    • http://mopupduty.com/index.php/about-mop-up-duty/authors_callum_hughson/ Callum Hughson

      Out of curiosity, what is the expected run value of bequeathed runners left on base?

      I like it, but again my personal bias is to be “uncomfortable” with stats that calculate what should happen instead of what actually happens.

      Does this expected value take into consideration the number of outs in the inning when the pitcher departs, like Gabriel mentioned above?

      Looking at the leaderboard (with a decent minimum innings pitched filter) it is skewed towards closers since it is rare that they are pulled with runners left on base.

      Increase the filter to 100IP and you’ve got all the studs… and a few outliers. Cory Luebke? 5th best in all of baseball? Madison Bumgarner #8? Interesting to see that FIP darling Brandon McCarthy is #7 on the list.

      Ted Lilly clocks in right before CJ Wilson. Hmmmmm that can’t be right. The ace of the Blue Jays staff, Ricky Romero, checks in at #85. Behind such pitchers as Jason Marquis, Freddy Garcia, Livan Hernandez, Jeff Karstens and Javier Vazquez. Perhaps FRA is subject to managerial bias – some pitchers leave the game following the completion of an inning, while others are victims of a manager’s twitchy trigger finger once they appear to get into trouble.

      • http://mopupduty.com matthias

        Upon further review, this FRA isn’t based upon inherited runners. It’s straight up FRA (estimated runs based upon BIP types).

        One thing to notice re: managerial bias is ‘stud’ pitchers getting the chance to finish things out. You’ll notice the majority of the top 10 (minus Luebke, who spent half the season in the bullpen) have fewer BEQ rnrs than pitchers further down the list. Romero has 22 BEQrnrs, a guy like McCarthy has 12.
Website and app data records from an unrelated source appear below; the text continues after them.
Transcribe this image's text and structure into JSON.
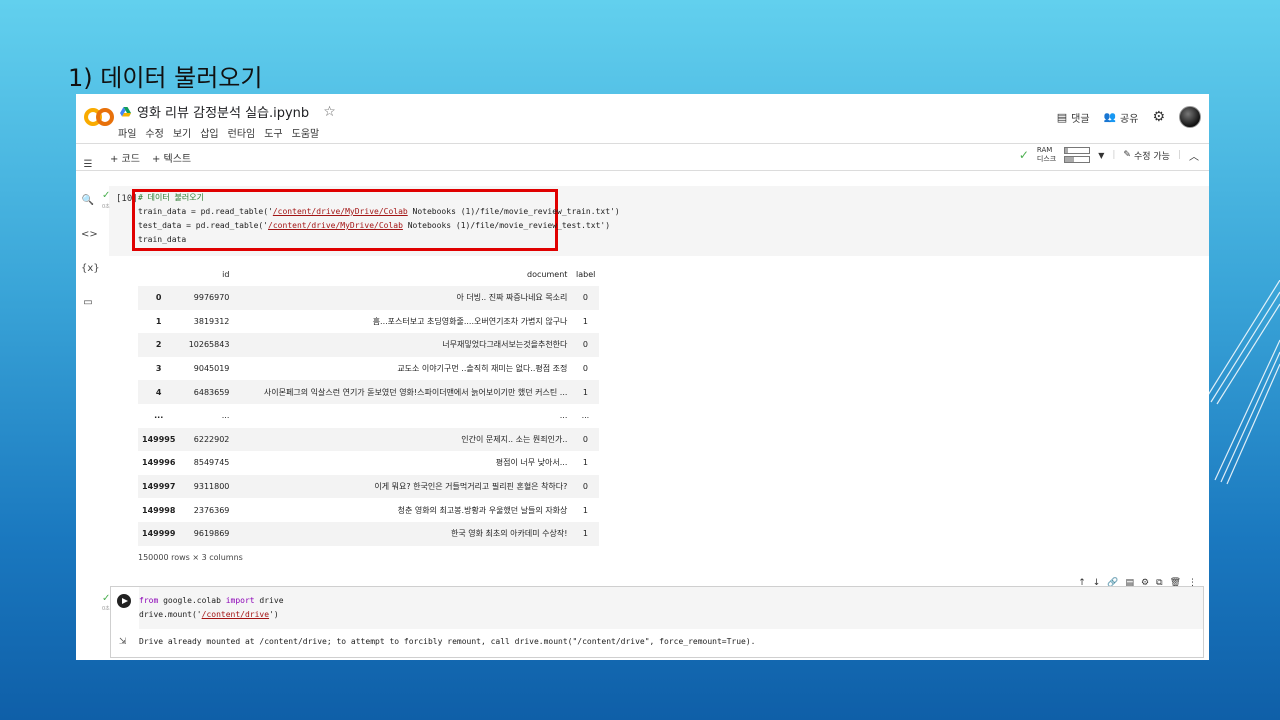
{
  "slide": {
    "title": "1) 데이터 불러오기"
  },
  "colab": {
    "logo": "CO",
    "file_name": "영화 리뷰 감정분석 실습.ipynb",
    "star_icon": "star-icon",
    "menu": [
      "파일",
      "수정",
      "보기",
      "삽입",
      "런타임",
      "도구",
      "도움말"
    ],
    "header_right": {
      "comment": "댓글",
      "share": "공유"
    },
    "toolbar": {
      "add_code": "+ 코드",
      "add_text": "+ 텍스트",
      "ram": "RAM",
      "disk": "디스크",
      "edit_mode": "수정 가능"
    },
    "ram_usage": 0.1,
    "disk_usage": 0.35
  },
  "cell1": {
    "exec_count": "[10]",
    "status_small": "0초",
    "code": {
      "comment": "# 데이터 불러오기",
      "line1_pre": "train_data = pd.read_table('",
      "line1_str": "/content/drive/MyDrive/Colab",
      "line1_post": " Notebooks (1)/file/movie_review_train.txt')",
      "line2_pre": "test_data = pd.read_table('",
      "line2_str": "/content/drive/MyDrive/Colab",
      "line2_post": " Notebooks (1)/file/movie_review_test.txt')",
      "line3": "train_data"
    }
  },
  "table": {
    "columns": [
      "",
      "id",
      "document",
      "label"
    ],
    "rows": [
      [
        "0",
        "9976970",
        "아 더빙.. 진짜 짜증나네요 목소리",
        "0"
      ],
      [
        "1",
        "3819312",
        "흠...포스터보고 초딩영화줄....오버연기조차 가볍지 않구나",
        "1"
      ],
      [
        "2",
        "10265843",
        "너무재밓었다그래서보는것을추천한다",
        "0"
      ],
      [
        "3",
        "9045019",
        "교도소 이야기구먼 ..솔직히 재미는 없다..평점 조정",
        "0"
      ],
      [
        "4",
        "6483659",
        "사이몬페그의 익살스런 연기가 돋보였던 영화!스파이더맨에서 늙어보이기만 했던 커스틴 ...",
        "1"
      ],
      [
        "...",
        "...",
        "...",
        "..."
      ],
      [
        "149995",
        "6222902",
        "인간이 문제지.. 소는 뭔죄인가..",
        "0"
      ],
      [
        "149996",
        "8549745",
        "평점이 너무 낮아서...",
        "1"
      ],
      [
        "149997",
        "9311800",
        "이게 뭐요? 한국인은 거들먹거리고 필리핀 혼혈은 착하다?",
        "0"
      ],
      [
        "149998",
        "2376369",
        "청춘 영화의 최고봉.방황과 우울했던 날들의 자화상",
        "1"
      ],
      [
        "149999",
        "9619869",
        "한국 영화 최초의 아카데미 수상작!",
        "1"
      ]
    ],
    "shape": "150000 rows × 3 columns"
  },
  "cell2": {
    "status_small": "0초",
    "code_kw1": "from",
    "code_mod": " google.colab ",
    "code_kw2": "import",
    "code_name": " drive",
    "line2_pre": "drive.mount('",
    "line2_str": "/content/drive",
    "line2_post": "')",
    "output": "Drive already mounted at /content/drive; to attempt to forcibly remount, call drive.mount(\"/content/drive\", force_remount=True)."
  }
}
  • http://www.passion4baseball.blogspot.com WilliaminMaine

    While we’re at it, can we stop giving the pitcher an unearned run from his own error? If the pitcher boots the ball or throws it away, he certainly “earned” that run, didn’t he?

    • http://mopupduty.com/index.php/about-mop-up-duty/authors_callum_hughson/ Callum Hughson

      Yes yes yes!

  • jimmyright

    how about making those runners unearned runs to the starting pitcher when he leaves the game, and thus not making them affect his ERA? then you could make Inherited Runners Stranded a standard stat for relievers to get an idea of how clutch they are

  • http://deathbytrolley.wordpress.com Ron Brown

    I LOVE this idea. I’m also really enjoying this blog. I’ve been an MLB fan for years, and over this time have been more stats and dollars focused than most other baseball fans I had ever spoken to. Having just finished reading Moneyball – also watched the movie this weekend – I’m totally fiending on Sabermetrics!

    Keep up the good work!

  • http://deathbytrolley.wordpress.com Ron Brown

    What do you think of this idea: changing WHIP to include HBP. Whether it is by hit, walk or a hit batter, the pitcher’s pitching has led to a runner on base. I don’t see why HBP would be left out…

  • Matt

    What if the starter leaves with a runner on second, a first reliever comes in and the next batter reaches on a fielder’s choice putting the runner out at third, and then a second reliever comes in. If the second reliever allows the runner to score, do we charge 0.5 runs to the starter, -0.25 runs to the first reliever, and 0.75 runs to the second reliever. This could make negative ERA’s possible!